> [Instructions for the task]
Please check every line of the listing for "screenshot" and copy each line where it is found.

========================================

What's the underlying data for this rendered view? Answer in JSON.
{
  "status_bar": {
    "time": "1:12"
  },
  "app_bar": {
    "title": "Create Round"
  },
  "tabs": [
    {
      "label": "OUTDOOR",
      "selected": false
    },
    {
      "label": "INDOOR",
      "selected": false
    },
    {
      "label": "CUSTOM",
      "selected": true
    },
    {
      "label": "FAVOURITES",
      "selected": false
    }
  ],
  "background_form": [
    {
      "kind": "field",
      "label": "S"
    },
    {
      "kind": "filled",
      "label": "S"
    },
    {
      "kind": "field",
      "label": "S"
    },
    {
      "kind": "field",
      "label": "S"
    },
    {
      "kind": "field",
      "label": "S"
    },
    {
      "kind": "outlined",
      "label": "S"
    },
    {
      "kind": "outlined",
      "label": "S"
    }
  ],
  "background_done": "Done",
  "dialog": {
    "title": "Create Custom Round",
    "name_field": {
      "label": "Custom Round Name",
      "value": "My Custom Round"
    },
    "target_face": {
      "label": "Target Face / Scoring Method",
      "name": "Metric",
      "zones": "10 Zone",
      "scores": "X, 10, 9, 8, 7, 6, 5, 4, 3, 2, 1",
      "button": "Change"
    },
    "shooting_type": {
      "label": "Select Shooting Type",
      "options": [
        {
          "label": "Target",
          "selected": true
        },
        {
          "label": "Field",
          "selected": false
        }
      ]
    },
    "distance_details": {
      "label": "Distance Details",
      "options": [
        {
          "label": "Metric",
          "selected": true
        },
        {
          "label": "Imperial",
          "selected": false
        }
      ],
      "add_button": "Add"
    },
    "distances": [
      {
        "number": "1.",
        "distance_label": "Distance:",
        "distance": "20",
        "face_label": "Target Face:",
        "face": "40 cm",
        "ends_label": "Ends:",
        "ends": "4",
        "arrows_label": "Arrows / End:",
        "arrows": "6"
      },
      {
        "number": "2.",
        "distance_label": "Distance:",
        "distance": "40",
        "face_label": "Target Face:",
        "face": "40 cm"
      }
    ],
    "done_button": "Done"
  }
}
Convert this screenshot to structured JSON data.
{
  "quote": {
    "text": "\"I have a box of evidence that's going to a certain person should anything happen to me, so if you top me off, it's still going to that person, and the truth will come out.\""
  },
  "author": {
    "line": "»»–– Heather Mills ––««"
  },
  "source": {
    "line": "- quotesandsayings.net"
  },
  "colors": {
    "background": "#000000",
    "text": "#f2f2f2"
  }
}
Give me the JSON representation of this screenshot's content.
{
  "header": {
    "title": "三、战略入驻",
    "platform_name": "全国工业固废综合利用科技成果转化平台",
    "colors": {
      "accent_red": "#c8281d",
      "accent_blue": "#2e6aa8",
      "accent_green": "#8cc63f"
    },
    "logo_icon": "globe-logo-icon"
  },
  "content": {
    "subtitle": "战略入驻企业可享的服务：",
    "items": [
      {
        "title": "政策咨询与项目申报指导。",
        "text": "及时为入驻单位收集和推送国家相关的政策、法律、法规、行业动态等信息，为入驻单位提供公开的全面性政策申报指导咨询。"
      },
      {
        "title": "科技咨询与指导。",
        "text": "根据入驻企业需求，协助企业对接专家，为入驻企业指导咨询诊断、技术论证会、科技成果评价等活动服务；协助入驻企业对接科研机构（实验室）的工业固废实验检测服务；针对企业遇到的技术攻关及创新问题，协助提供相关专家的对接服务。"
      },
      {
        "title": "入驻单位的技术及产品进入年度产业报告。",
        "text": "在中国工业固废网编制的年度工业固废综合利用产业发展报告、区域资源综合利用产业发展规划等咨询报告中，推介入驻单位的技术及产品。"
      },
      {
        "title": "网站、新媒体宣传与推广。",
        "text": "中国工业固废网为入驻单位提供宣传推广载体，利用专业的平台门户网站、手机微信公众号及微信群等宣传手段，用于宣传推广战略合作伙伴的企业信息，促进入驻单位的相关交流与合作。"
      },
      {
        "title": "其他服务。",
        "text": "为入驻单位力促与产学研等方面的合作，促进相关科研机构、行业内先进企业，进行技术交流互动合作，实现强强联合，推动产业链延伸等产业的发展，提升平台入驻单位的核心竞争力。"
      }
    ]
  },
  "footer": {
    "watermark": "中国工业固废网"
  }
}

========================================

> [Your solution]
Convert this screenshot to structured JSON data.
Give me the JSON representation of this screenshot's content.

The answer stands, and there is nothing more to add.